● PROBLEM DESCRIPTION
Copy every line of the following data that includes the string "temu".

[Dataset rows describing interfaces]
<<<<

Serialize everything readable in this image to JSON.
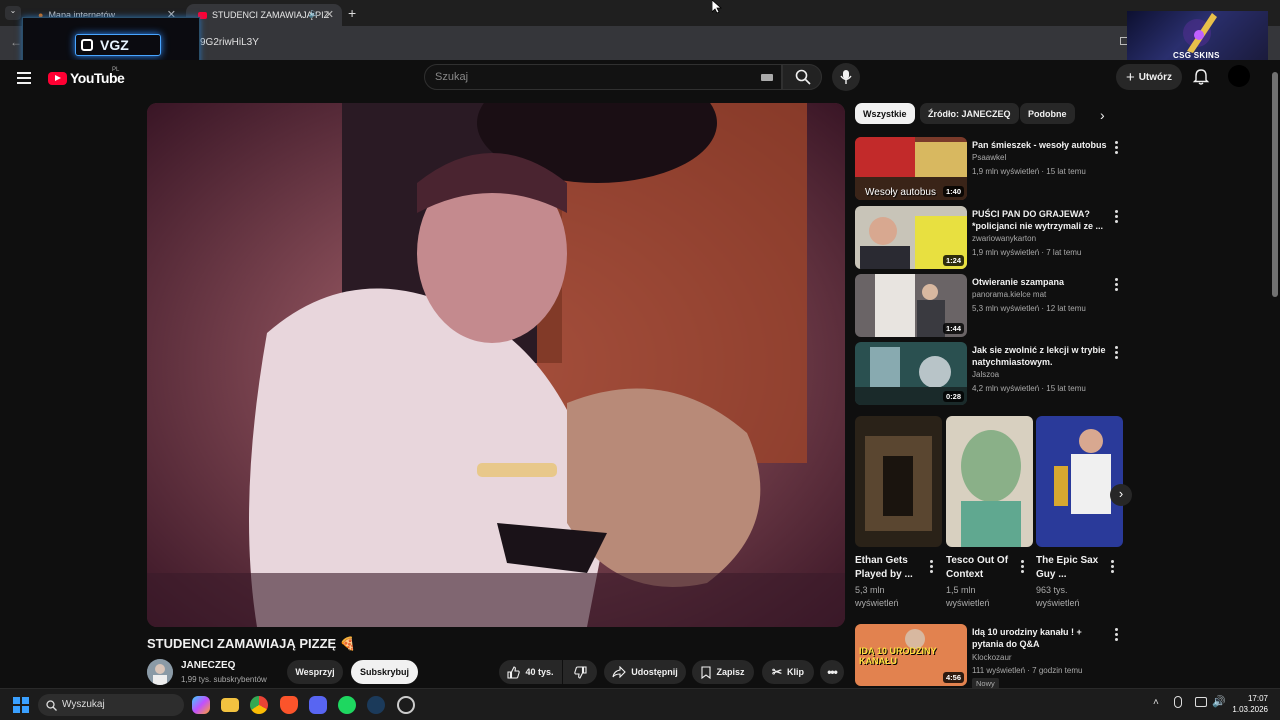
{
  "browser": {
    "tabs": [
      {
        "title": "Mapa internetów"
      },
      {
        "title": "STUDENCI ZAMAWIAJĄ PIZ"
      }
    ],
    "new_tab": "+",
    "url_fragment": "9G2riwHiL3Y"
  },
  "overlays": {
    "vgz_logo": "VGZ",
    "csg_logo": "CSG SKINS"
  },
  "youtube": {
    "logo": "YouTube",
    "region": "PL",
    "search_placeholder": "Szukaj",
    "create_label": "Utwórz"
  },
  "video": {
    "title": "STUDENCI ZAMAWIAJĄ PIZZĘ 🍕",
    "channel": "JANECZEQ",
    "subscribers": "1,99 tys. subskrybentów",
    "support_label": "Wesprzyj",
    "subscribe_label": "Subskrybuj",
    "likes": "40 tys.",
    "share_label": "Udostępnij",
    "save_label": "Zapisz",
    "clip_label": "Klip"
  },
  "chips": [
    {
      "label": "Wszystkie",
      "active": true
    },
    {
      "label": "Źródło: JANECZEQ",
      "active": false
    },
    {
      "label": "Podobne",
      "active": false
    }
  ],
  "recommendations": [
    {
      "title": "Pan śmieszek - wesoły autobus",
      "channel": "Psaawkel",
      "meta": "1,9 mln wyświetleń · 15 lat temu",
      "duration": "1:40",
      "thumb_text": "Wesoły autobus"
    },
    {
      "title": "PUŚCI PAN DO GRAJEWA? *policjanci nie wytrzymali ze ...",
      "channel": "zwariowanykarton",
      "meta": "1,9 mln wyświetleń · 7 lat temu",
      "duration": "1:24"
    },
    {
      "title": "Otwieranie szampana",
      "channel": "panorama.kielce mat",
      "meta": "5,3 mln wyświetleń · 12 lat temu",
      "duration": "1:44"
    },
    {
      "title": "Jak sie zwolnić z lekcji w trybie natychmiastowym.",
      "channel": "Jalszoa",
      "meta": "4,2 mln wyświetleń · 15 lat temu",
      "duration": "0:28"
    }
  ],
  "shorts": [
    {
      "title": "Ethan Gets Played by ...",
      "views": "5,3 mln wyświetleń"
    },
    {
      "title": "Tesco Out Of Context",
      "views": "1,5 mln wyświetleń"
    },
    {
      "title": "The Epic Sax Guy ...",
      "views": "963 tys. wyświetleń"
    }
  ],
  "rec5": {
    "title": "Idą 10 urodziny kanału ! + pytania do Q&A",
    "channel": "Klockozaur",
    "meta": "111 wyświetleń · 7 godzin temu",
    "badge": "Nowy",
    "duration": "4:56",
    "thumb_text": "IDĄ 10 URODZINY KANAŁU"
  },
  "taskbar": {
    "search_placeholder": "Wyszukaj",
    "time": "17:07",
    "date": "1.03.2026"
  }
}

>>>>

● SOLUTION FOR THIS TASK
      "meta": "1,9 mln wyświetleń · 15 lat temu",
      "meta": "1,9 mln wyświetleń · 7 lat temu",
      "meta": "5,3 mln wyświetleń · 12 lat temu",
      "meta": "4,2 mln wyświetleń · 15 lat temu",
    "meta": "111 wyświetleń · 7 godzin temu",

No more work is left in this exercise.